> **WHAT YOU SHOULD DO**:
Copy each line of the listing where the word "comment" can be found.

===== EXTRACTED RECORDS

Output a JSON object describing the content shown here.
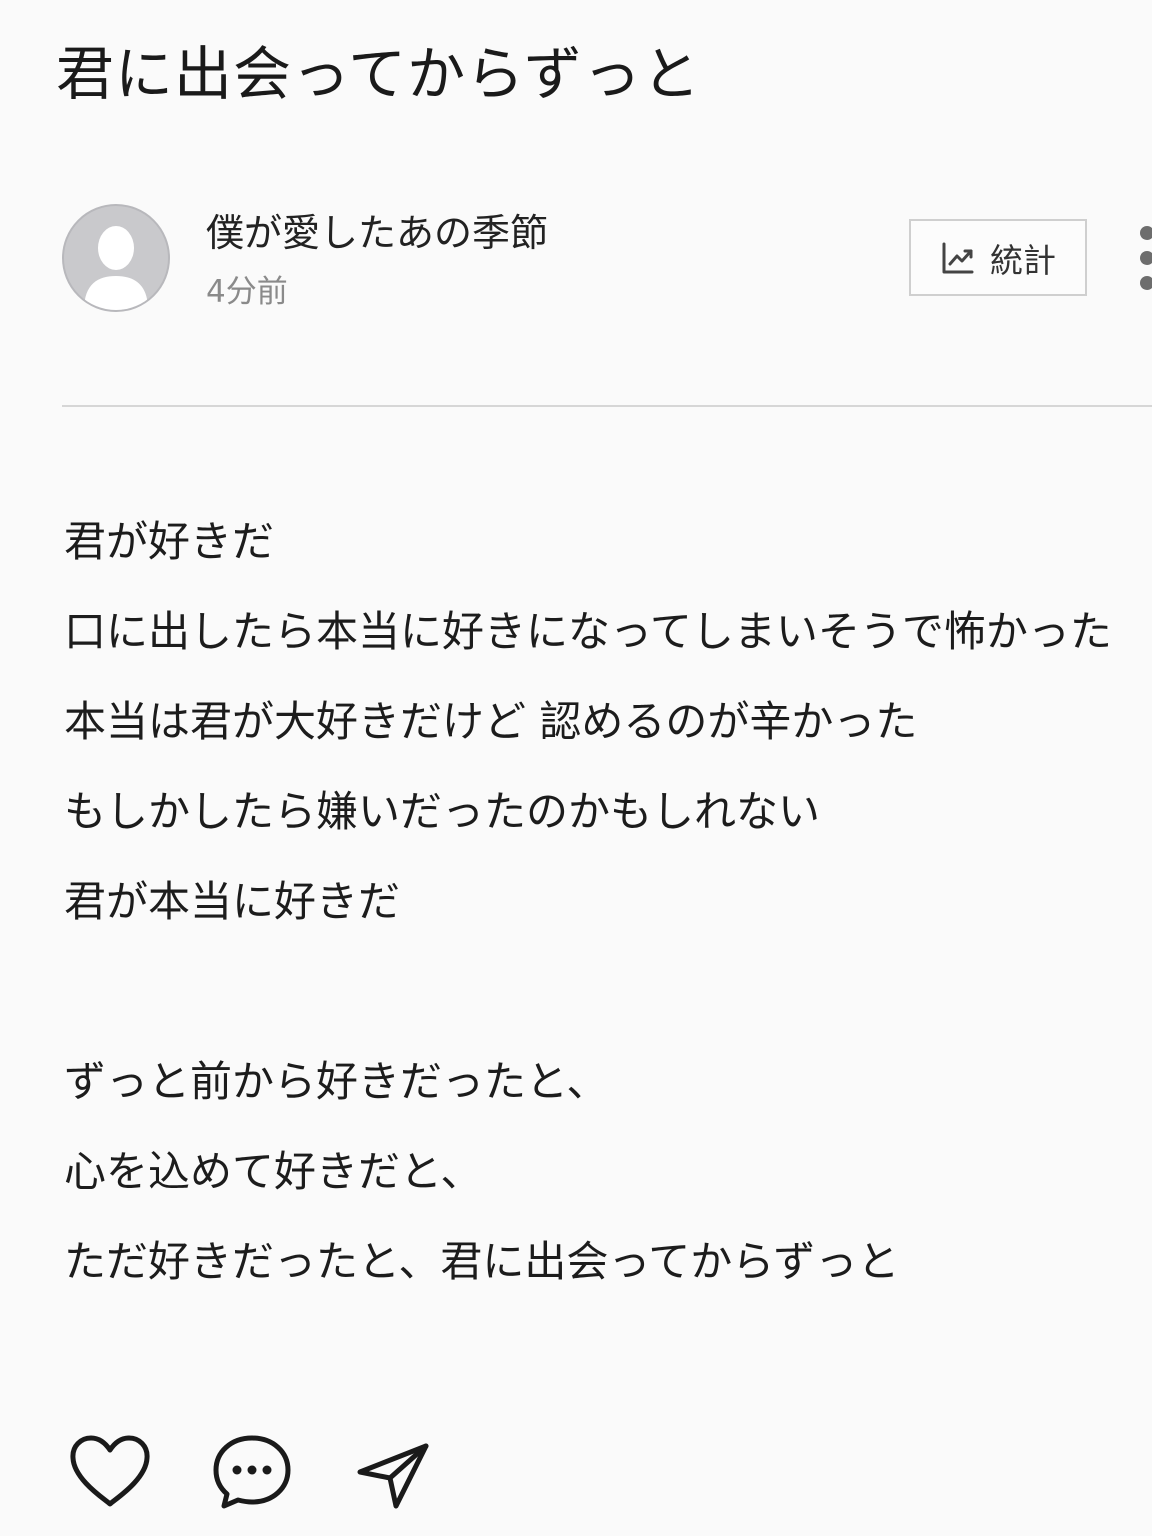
{
  "post": {
    "title": "君に出会ってからずっと",
    "author": {
      "name": "僕が愛したあの季節",
      "time": "4分前"
    },
    "stats_button": {
      "label": "統計",
      "icon": "trending-up-chart-icon"
    },
    "more_icon": "vertical-dots-icon",
    "body_lines": [
      "君が好きだ",
      "口に出したら本当に好きになってしまいそうで怖かった",
      "本当は君が大好きだけど 認めるのが辛かった",
      "もしかしたら嫌いだったのかもしれない",
      "君が本当に好きだ",
      "",
      "ずっと前から好きだったと、",
      "心を込めて好きだと、",
      "ただ好きだったと、君に出会ってからずっと"
    ],
    "actions": [
      {
        "name": "like",
        "icon": "heart-icon"
      },
      {
        "name": "comment",
        "icon": "comment-bubble-icon"
      },
      {
        "name": "share",
        "icon": "send-icon"
      }
    ]
  },
  "colors": {
    "background": "#fafafa",
    "text": "#1c1c1c",
    "muted": "#8a8a8a",
    "avatar": "#c9c9cc",
    "divider": "#d6d6d6"
  }
}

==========

> **YOUR SOLUTION**:
        "name": "comment",
        "icon": "comment-bubble-icon"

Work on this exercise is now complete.